Teaching inclusivity and diversity to kids is important—but especially where LGBTQ role models are less visible.
In patent leather stilettos and sparkling diamond eyelashes, Rylee Hunty closely held the attention of dozens of bright-eyed schoolchildren. Perched on a thronelike chair, his legs primly crossed and tucked to the side, Hunty took them page by page through My Wish for You, a children’s book about embracing curiosity, strength and vulnerability.
His voice was soothing to the babies cradled by their mothers and dazzling to the 8- and 9-year-olds sitting cross-legged on the floor. When the story ended and Cheetah Kane Morgan prepared to read next, Hunty engaged the kids with a game of “Rylee Said.” They literally jumped at the chance to play. One little girl asked if he would be her best friend.
The fun and games were part of a reading program called Drag Queen Story Hour, and Hunty, who has been a drag queen for the last six years in upstate South Carolina, helped organize and run this event at Five Forks Library in Simpsonville, part of the Greenville area. Finding other drag queens in the upstate area to volunteer was easy, Hunty said, because “all the girls were more than willing to donate their time for a great cause.” He believes that teaching inclusivity and diversity is important at any age—but especially in areas such as Greenville, where the LGBTQ community is not very visible.
“This event allows children to realize there may be people just like them or teach them not everyone is the same,” said Hunty, who won Miss Upstate Pride 2019 in March.
Originating in the libraries of San Francisco under queer literary arts nonprofit RADAR Productions, Drag Queen Story Hour gives children “glamorous, positive, and unabashedly queer role models,” said co-founder Jonathan Hamilt, and it aims to encourage their imagination and natural gender fluidity. Since 2015, drag queens have read at libraries and bookstores but also restaurants, parks, community centers, churches, hotels, yoga studios and even museums. In four short years, the story hour has grown into its own nonprofit, with 35 chapters in U.S. cities and towns, including New York and San Francisco but also Mobile, Alabama, and central Tennessee. The idea has become so popular that chapters have also been formed in Sweden, Japan, Germany, Australia and Puerto Rico.
Queens read classics like Dr. Seuss’ Oh the Places You’ll Go as well as stories about difference and pride in oneself. They learn about a little boy who is mesmerized by a woman on a subway and wants to make himself an outfit as beautiful as hers, in Julian Is a Mermaid. They hear that no matter the color of their eyes, the size of their bodies or the things they like to do, they can believe in themselves, in I Am Enough.
Studies show that LGBTQ youth have a higher risk of developing emotional, health and social problems as a result of prejudice within their own families, communities and religious institutions.
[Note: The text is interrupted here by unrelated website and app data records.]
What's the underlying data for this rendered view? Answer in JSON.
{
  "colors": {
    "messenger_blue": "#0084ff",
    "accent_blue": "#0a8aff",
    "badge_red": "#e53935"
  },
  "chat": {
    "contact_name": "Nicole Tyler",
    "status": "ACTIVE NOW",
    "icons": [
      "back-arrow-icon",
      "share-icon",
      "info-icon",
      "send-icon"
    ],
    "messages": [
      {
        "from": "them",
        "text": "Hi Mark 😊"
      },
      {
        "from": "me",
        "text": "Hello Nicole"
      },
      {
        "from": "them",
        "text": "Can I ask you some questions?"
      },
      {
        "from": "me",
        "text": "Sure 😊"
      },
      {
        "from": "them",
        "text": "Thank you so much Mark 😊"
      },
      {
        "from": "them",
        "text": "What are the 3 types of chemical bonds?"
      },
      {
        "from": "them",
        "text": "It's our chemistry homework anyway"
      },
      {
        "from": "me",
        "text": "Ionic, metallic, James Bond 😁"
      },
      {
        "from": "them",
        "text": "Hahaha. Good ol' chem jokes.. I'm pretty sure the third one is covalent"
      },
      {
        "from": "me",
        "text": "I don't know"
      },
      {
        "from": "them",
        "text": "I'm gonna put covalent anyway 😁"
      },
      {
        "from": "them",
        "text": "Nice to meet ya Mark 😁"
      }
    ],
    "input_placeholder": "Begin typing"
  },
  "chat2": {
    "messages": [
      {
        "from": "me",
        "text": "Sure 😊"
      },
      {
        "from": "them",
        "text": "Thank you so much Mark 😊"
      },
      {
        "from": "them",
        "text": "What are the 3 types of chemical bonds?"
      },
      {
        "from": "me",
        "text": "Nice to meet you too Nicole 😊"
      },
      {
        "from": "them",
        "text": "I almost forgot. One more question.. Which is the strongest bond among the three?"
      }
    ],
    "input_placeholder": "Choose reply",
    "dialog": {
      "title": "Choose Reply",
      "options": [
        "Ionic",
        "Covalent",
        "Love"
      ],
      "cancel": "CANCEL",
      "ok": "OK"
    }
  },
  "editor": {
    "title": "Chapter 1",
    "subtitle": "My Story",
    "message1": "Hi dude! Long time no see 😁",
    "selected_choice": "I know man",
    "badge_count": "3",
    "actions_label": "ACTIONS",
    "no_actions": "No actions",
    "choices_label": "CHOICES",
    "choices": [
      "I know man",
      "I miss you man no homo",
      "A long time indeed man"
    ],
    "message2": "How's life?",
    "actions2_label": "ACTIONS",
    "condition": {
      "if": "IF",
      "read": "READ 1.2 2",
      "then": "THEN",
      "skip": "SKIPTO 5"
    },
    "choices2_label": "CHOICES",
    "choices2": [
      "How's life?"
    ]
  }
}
Having more positive interactions regarding their identities, such as being read to by a drag queen, can make them happier and healthier.
In addition to storytelling, the program hosts other fun activities for kids, such as making crowns and wands out of beads and pipe cleaners, coloring pages from a “Dragtivity book,” or singing songs—anything to engage their sense of play and curiosity. The program offers special readings to bilingual and autistic children and has plans for sign language, too. Older kids are treated to book clubs, design workshops and makeup tutorials.
It’s well-established that reading aloud to children can have positive effects on their social, emotional and behavioral development. But Drag Queen Story Hour has stirred up controversy.
In January, Taylor Cox, a member of the Greenville Tea Party, circulated an online petition to try to stop the Simpsonville event. A couple of hundred protesters showed up outside the library, but they were outnumbered by a slightly larger group of counter-protesters, in addition to the 400 people standing in the cold and rain to hear the queens read inside. Camielle Reed of Greenville was on the counterprotest side of the library parking lot, divided by police tape to keep the opposing groups a safe distance apart. She went to support a friend who was bringing her daughter to the story hour.
“This is about entertaining the kids, giving them something different and culture, opening their eyes to the real world,” Reed said. “I think the more people that come to support that, hopefully, draws more attention than the negativity from some people.”
Other conservative areas have also organized protests. Earlier this year, federal lawsuits attempting to prevent Drag Queen Story Hour events in Louisiana and Texas were dismissed. Just days after the Simpsonville event took place, S.C. Rep. Garry Smith introduced a bill to withhold state funding from public libraries allowing activities deemed not “age-appropriate,” citing the story hours. The proposal was tabled and effectively killed.
Hamilt said that opposition is to be expected in these areas, and that is where Drag Queen Story Hour is needed the most.
“Whenever there is an intellectual shift in society that threatens masculinity or makes femininity equal, it scares people,” Hamilt explained. “Often that fear comes out in anger. Protests and opposition are expected in those communities.
“LGBTQ-positive programs like Drag Queen Story Hour are a vital part of making the world a safe and affirming place for all children. LGBTQ children need role models, and all children should learn to embrace gender diversity and learn empathy.”
This article was originally published by YES! Magazine.